→ Problem to solve:
From the entries below, pull out each line where "photo" appears.

(Excerpts from an interface dataset)
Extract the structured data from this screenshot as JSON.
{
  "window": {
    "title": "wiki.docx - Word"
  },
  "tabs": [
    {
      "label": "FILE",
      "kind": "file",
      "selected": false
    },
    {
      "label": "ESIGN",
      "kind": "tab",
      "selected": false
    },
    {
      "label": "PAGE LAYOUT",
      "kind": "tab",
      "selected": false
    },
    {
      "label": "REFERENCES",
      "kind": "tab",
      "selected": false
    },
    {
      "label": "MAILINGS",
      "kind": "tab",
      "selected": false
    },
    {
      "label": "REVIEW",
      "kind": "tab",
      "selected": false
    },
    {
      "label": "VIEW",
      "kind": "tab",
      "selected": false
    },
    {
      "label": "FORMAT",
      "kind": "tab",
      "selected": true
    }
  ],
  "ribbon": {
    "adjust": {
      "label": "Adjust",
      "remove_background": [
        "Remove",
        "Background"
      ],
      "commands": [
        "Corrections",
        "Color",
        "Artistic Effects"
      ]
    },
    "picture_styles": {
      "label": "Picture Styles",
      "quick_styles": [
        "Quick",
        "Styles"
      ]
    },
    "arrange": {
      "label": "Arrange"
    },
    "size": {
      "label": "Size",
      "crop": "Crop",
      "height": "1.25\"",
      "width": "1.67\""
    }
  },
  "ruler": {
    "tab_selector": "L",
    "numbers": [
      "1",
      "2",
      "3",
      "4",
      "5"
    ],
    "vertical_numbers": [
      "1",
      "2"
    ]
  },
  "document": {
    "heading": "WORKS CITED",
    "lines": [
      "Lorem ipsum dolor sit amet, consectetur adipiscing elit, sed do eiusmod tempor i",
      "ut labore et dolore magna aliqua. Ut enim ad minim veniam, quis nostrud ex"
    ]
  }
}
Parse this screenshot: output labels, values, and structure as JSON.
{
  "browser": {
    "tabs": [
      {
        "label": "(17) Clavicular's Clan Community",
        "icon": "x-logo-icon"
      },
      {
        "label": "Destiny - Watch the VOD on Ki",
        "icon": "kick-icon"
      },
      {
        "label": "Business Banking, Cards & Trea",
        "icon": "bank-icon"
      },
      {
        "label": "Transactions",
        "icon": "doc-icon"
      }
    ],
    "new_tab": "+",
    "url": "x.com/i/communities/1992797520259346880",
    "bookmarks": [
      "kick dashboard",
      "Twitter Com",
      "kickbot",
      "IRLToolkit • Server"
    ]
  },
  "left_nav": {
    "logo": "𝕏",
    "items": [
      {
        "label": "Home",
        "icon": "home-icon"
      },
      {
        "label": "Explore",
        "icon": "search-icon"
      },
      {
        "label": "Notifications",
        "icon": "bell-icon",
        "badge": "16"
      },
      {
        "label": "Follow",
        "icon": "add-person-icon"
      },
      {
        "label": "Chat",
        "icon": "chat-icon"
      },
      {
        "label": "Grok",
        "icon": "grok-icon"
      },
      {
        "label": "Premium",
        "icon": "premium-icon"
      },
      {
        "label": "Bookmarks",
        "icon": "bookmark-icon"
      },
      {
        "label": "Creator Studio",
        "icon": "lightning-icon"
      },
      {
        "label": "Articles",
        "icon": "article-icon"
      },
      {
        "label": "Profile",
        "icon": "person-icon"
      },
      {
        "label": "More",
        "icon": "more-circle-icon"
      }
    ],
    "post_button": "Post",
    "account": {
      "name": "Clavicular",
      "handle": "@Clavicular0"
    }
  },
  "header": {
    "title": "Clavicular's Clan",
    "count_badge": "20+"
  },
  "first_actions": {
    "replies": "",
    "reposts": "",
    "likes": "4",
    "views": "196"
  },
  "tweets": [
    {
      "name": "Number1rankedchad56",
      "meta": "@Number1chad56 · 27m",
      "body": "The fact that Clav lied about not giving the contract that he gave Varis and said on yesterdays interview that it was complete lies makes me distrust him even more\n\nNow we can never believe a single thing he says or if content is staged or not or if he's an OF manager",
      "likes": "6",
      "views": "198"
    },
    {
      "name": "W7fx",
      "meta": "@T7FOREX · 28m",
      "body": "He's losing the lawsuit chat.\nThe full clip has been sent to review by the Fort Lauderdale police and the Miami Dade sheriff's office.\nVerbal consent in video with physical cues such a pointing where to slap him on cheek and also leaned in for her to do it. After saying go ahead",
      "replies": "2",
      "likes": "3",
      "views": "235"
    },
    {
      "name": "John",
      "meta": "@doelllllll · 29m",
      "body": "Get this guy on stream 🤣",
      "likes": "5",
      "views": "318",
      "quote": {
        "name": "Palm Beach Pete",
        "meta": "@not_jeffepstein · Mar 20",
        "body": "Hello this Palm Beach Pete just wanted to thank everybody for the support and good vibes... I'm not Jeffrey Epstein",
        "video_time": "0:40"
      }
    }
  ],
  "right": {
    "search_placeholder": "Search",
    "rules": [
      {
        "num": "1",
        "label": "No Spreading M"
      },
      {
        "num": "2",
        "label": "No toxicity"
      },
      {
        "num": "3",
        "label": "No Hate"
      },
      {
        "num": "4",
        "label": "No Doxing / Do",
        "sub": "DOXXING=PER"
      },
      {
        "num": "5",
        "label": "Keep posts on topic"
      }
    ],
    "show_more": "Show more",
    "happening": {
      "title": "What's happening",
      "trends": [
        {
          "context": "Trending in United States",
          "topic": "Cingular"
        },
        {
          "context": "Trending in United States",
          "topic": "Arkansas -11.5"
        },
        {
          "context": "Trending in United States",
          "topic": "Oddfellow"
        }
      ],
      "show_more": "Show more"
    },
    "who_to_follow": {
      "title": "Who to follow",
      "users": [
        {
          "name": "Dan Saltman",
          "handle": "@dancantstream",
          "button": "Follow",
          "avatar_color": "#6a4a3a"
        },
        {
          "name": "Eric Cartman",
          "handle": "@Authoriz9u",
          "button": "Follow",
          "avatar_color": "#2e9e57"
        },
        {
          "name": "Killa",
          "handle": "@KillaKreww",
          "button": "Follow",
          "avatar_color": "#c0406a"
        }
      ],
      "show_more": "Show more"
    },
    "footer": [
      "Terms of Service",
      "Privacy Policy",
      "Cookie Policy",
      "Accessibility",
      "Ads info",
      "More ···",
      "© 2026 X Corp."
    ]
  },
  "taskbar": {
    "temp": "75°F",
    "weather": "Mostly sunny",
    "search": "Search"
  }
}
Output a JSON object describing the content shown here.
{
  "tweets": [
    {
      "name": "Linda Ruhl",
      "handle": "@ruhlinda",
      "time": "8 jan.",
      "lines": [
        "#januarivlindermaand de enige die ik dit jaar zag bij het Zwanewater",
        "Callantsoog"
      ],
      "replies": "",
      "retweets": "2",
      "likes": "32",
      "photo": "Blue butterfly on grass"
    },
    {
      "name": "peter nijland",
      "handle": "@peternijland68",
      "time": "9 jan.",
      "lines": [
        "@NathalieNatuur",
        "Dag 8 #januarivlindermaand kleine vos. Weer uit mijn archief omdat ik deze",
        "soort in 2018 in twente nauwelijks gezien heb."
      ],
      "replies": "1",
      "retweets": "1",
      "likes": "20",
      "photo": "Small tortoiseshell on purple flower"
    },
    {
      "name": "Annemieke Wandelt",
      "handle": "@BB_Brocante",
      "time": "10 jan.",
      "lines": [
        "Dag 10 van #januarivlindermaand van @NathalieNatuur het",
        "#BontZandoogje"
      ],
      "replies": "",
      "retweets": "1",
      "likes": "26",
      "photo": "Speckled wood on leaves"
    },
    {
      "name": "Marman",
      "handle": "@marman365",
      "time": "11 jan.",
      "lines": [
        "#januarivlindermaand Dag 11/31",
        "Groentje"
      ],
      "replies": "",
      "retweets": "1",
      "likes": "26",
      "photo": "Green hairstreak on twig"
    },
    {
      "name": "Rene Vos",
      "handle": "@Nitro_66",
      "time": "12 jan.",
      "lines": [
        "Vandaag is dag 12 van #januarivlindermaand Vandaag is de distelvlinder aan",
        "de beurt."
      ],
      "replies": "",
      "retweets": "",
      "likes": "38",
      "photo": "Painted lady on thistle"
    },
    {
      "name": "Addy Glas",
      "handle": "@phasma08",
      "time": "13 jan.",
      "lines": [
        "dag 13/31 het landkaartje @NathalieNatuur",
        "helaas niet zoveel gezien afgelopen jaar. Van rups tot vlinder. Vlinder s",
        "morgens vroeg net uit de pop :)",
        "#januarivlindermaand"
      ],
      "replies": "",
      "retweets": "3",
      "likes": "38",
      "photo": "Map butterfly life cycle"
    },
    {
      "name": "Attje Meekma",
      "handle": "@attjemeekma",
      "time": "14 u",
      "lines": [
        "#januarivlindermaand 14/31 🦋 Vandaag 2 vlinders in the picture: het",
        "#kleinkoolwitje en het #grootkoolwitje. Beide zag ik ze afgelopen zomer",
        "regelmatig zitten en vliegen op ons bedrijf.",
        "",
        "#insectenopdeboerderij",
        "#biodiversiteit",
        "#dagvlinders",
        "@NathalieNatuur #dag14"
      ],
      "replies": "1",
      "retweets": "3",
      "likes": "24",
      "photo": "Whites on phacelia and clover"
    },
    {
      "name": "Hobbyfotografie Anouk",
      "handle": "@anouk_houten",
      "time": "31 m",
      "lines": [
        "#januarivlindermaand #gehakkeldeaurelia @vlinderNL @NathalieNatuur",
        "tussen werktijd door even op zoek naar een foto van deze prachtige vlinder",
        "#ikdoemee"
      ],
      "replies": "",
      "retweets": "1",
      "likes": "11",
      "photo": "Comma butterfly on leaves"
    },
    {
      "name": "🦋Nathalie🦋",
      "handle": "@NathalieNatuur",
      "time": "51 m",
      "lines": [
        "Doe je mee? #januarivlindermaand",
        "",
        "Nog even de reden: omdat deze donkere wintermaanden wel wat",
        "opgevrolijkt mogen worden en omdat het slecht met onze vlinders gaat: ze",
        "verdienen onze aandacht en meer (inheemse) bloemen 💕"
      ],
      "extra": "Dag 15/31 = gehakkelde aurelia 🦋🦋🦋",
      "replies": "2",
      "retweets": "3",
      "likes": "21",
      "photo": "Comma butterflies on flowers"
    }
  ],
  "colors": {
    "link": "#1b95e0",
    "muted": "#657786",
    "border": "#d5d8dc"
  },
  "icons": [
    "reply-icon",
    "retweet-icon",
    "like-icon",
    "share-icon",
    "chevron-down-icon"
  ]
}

→ Written reply:
      "photo": "Blue butterfly on grass"
      "photo": "Small tortoiseshell on purple flower"
      "photo": "Speckled wood on leaves"
      "photo": "Green hairstreak on twig"
      "photo": "Painted lady on thistle"
      "photo": "Map butterfly life cycle"
      "photo": "Whites on phacelia and clover"
      "photo": "Comma butterfly on leaves"
      "photo": "Comma butterflies on flowers"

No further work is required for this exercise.